Space in this article is insufficient to discuss why some people found Mr. A. controversial. This author sees Mr. A. as a tremendous accomplishment of a creative powerhouse freed from editorial tinkering. Mr. A. is a watermark in Ditko’s career, yet also only the beginning of many great indie creations that he would go on to do. In the mid 80s, writer and editor Robin Snyder began collaborating with Ditko, publishing Ditko’s work with minimal editorial oversight. (available here) This collaboration lasted until Ditko’s death on June 29th, 2018 and actually continues to this day. (Robin Snyder just completed a massively successful Ditko Kickstarter campaign here.) In their over 30 years of collaborating, Ditko created characters that have yet to gain the widespread appeal that they deserve; characters like Static, The Missing Man, The Cape, and so many others. Additional great news is that the Ditko Estate is now actively developing many bits of Ditko merchandise, including a Mr. A. card set, T-shirts, and an upcoming Mr. A. compilation book with IDW.

 


 

So what can indie comic creators learn from Ditko? 

 

Be unconquerably creative as he was. Love your part of the division of labor on the comic books you’re working as he did. Yet in all of your creating, don’t forget to be critical of your own work. Be your own best critic in light of the lack of editorial oversight. Ditko said it best himself in a private letter that was released online, saying:

 

“The best kind of constructive criticism can come from you. You have to look at what you’ve done – the strong and weak points and ask why they are so. Whatever errors or weaknesses discovered should be worked on. A continuous analysis, questions will provide a solid foundation and confidence that have to result in steady improvement.

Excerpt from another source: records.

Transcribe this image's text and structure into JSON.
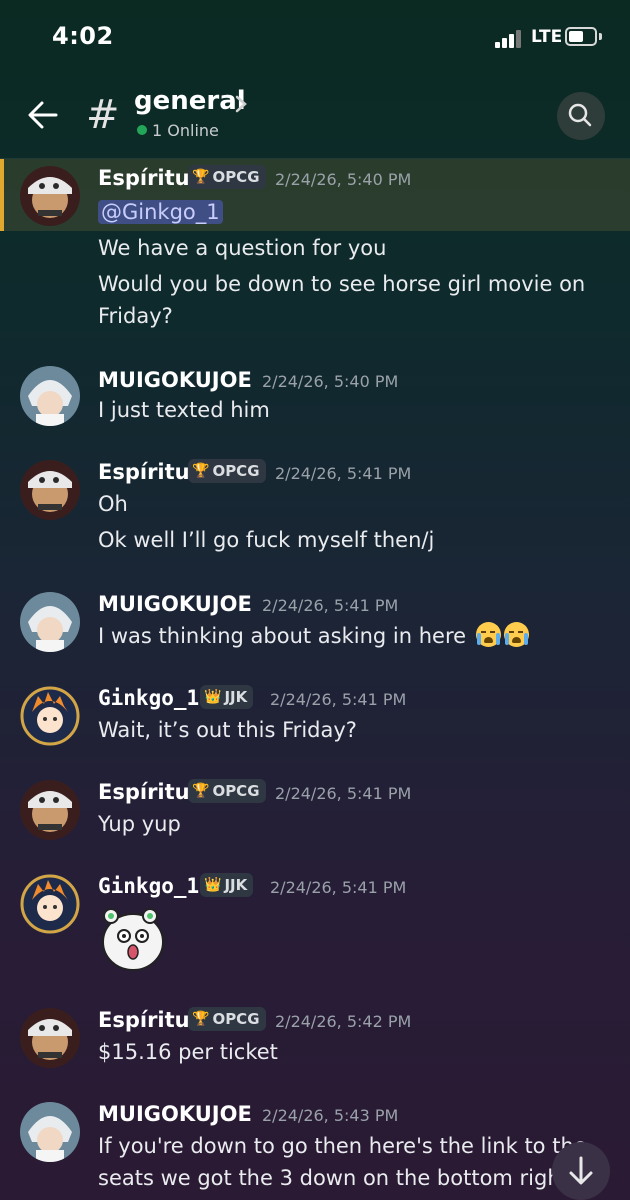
{
  "status": {
    "time": "4:02",
    "network": "LTE"
  },
  "header": {
    "channel": "general",
    "online": "1 Online"
  },
  "tags": {
    "opcg": "OPCG",
    "jjk": "JJK"
  },
  "messages": [
    {
      "user": "Espíritu",
      "tag": "OPCG",
      "time": "2/24/26, 5:40 PM",
      "mention": "@Ginkgo_1",
      "lines": [
        "We have a question for you",
        "Would you be down to see horse girl movie on",
        "Friday?"
      ]
    },
    {
      "user": "MUIGOKUJOE",
      "time": "2/24/26, 5:40 PM",
      "lines": [
        "I just texted him"
      ]
    },
    {
      "user": "Espíritu",
      "tag": "OPCG",
      "time": "2/24/26, 5:41 PM",
      "lines": [
        "Oh",
        "Ok well I’ll go fuck myself then/j"
      ]
    },
    {
      "user": "MUIGOKUJOE",
      "time": "2/24/26, 5:41 PM",
      "lines": [
        "I was thinking about asking in here"
      ],
      "emoji": [
        "loudly-crying-face",
        "loudly-crying-face"
      ]
    },
    {
      "user": "Ginkgo_1",
      "tag": "JJK",
      "time": "2/24/26, 5:41 PM",
      "lines": [
        "Wait, it’s out this Friday?"
      ]
    },
    {
      "user": "Espíritu",
      "tag": "OPCG",
      "time": "2/24/26, 5:41 PM",
      "lines": [
        "Yup yup"
      ]
    },
    {
      "user": "Ginkgo_1",
      "tag": "JJK",
      "time": "2/24/26, 5:41 PM",
      "sticker": "shocked-hamster-sticker"
    },
    {
      "user": "Espíritu",
      "tag": "OPCG",
      "time": "2/24/26, 5:42 PM",
      "lines": [
        "$15.16 per ticket"
      ]
    },
    {
      "user": "MUIGOKUJOE",
      "time": "2/24/26, 5:43 PM",
      "lines": [
        "If you're down to go then here's the link to the",
        "seats we got the 3 down on the bottom right"
      ]
    }
  ],
  "icons": {
    "back": "arrow-left-icon",
    "channel": "hash-icon",
    "search": "search-icon",
    "scroll": "arrow-down-icon"
  },
  "colors": {
    "accent": "#e0a82e",
    "online": "#23a559",
    "mention": "#5865f2"
  }
}
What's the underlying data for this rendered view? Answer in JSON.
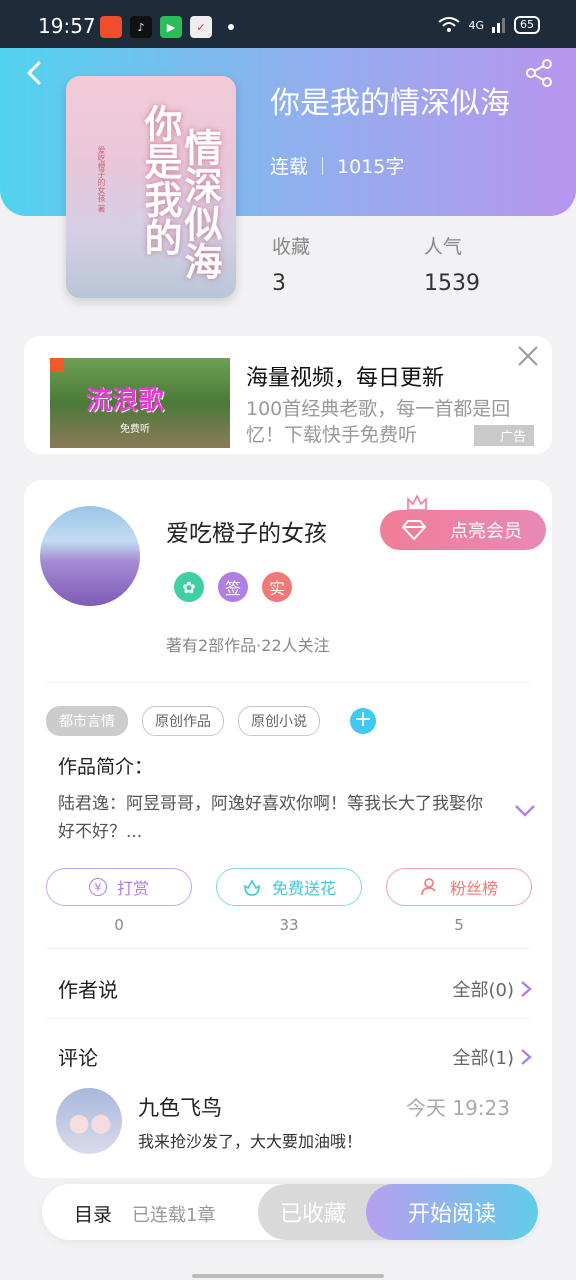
{
  "status_bar": {
    "time": "19:57",
    "network": "4G",
    "battery": "65",
    "app_icons": [
      "app-icon-1",
      "tiktok-icon",
      "video-icon",
      "news-icon"
    ]
  },
  "book": {
    "title": "你是我的情深似海",
    "status": "连载",
    "word_count": "1015字",
    "cover_title_col1": "你是我的",
    "cover_title_col2": "情深似海",
    "cover_author": "爱吃橙子的女孩 著",
    "stats": [
      {
        "label": "收藏",
        "value": "3"
      },
      {
        "label": "人气",
        "value": "1539"
      }
    ]
  },
  "ad": {
    "image_title": "流浪歌",
    "image_sub": "免费听",
    "title": "海量视频，每日更新",
    "desc": "100首经典老歌，每一首都是回忆！下载快手免费听",
    "tag": "广告"
  },
  "author": {
    "name": "爱吃橙子的女孩",
    "vip_label": "点亮会员",
    "badges": [
      {
        "text": "",
        "color": "#3fcfa4"
      },
      {
        "text": "签",
        "color": "#b07fe4"
      },
      {
        "text": "实",
        "color": "#f07878"
      }
    ],
    "stats": "著有2部作品·22人关注"
  },
  "tags": [
    "都市言情",
    "原创作品",
    "原创小说"
  ],
  "intro": {
    "label": "作品简介：",
    "text": "陆君逸：阿昱哥哥，阿逸好喜欢你啊！等我长大了我娶你好不好？..."
  },
  "actions": [
    {
      "label": "打赏",
      "count": "0",
      "color": "#b07fe4"
    },
    {
      "label": "免费送花",
      "count": "33",
      "color": "#3ec8d8"
    },
    {
      "label": "粉丝榜",
      "count": "5",
      "color": "#f07878"
    }
  ],
  "author_says": {
    "title": "作者说",
    "link": "全部(0)"
  },
  "comments": {
    "title": "评论",
    "link": "全部(1)",
    "items": [
      {
        "user": "九色飞鸟",
        "time": "今天 19:23",
        "text": "我来抢沙发了，大大要加油哦！"
      }
    ]
  },
  "bottom_bar": {
    "toc_label": "目录",
    "toc_sub": "已连载1章",
    "collected_label": "已收藏",
    "read_label": "开始阅读"
  },
  "colors": {
    "header_start": "#52d3ef",
    "header_end": "#b895ee",
    "vip_pink": "#f17d98",
    "accent_purple": "#b07fe4"
  }
}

What seems to be forgotten today in comics is that all imagination requires JUDGEMENT. Art isn’t ‘anything goes’. It’s amazing in today’s comics why human beings are held in so low regard. The world will always have its criminals and villains, the worst people but the comic world doesn’t even believe better people are possible or desirable.”

 

Ditko’s body of work ought to be a source of inspiration and a guide to indie comic creators. An individual armed with ideas is nothing. But if he / she uses their talents to express them sincerely (not at the dictates of an overbearing editor and a company with a political agenda and quotas) and if they themselves are committed to refining those skills, then now is a great time for you.

 

If you’re not an indie comic creator, but you enjoy the work of creators, remember that your money talks. Instead of that latest fluff from one of the Big Two, why not invest that money in an indie comic campaign or pop culture outlets like Bleeding Fool? Just take a look at our weekly Indie Comics Showcase column.

 


Ditko Exhibit

*The call to artists is now closed.

 

For US fans, a massive Ditko exhibit, Ditko Inspired Exhibit, is being held in Johnstown, PA from July 15th to September 11th. Rare photos, drawing tools, and other items meant to showcase Ditko the man, the brother, the uncle will be on display. The exhibit will also feature an auction of Ditko-inspired work, an exhibit-exclusive T-shirt, and even new Ditko merchandise from the Ditko Estate.

 

Check it out here: bottleworks.org/ditko-inspired-exhibit

Jay Kord

Jay Kord is a fan of pop culture world-wide. He hopes that the current fad of everyone being offended by everything will pass and that artists, writers, and musicians once again pursue objective truth, goodness, and beauty and begin anew creating meaningful work that inspires and positively challenges fellow pop culture connoisseurs.

JUST KEEPING THE LIGHTS ON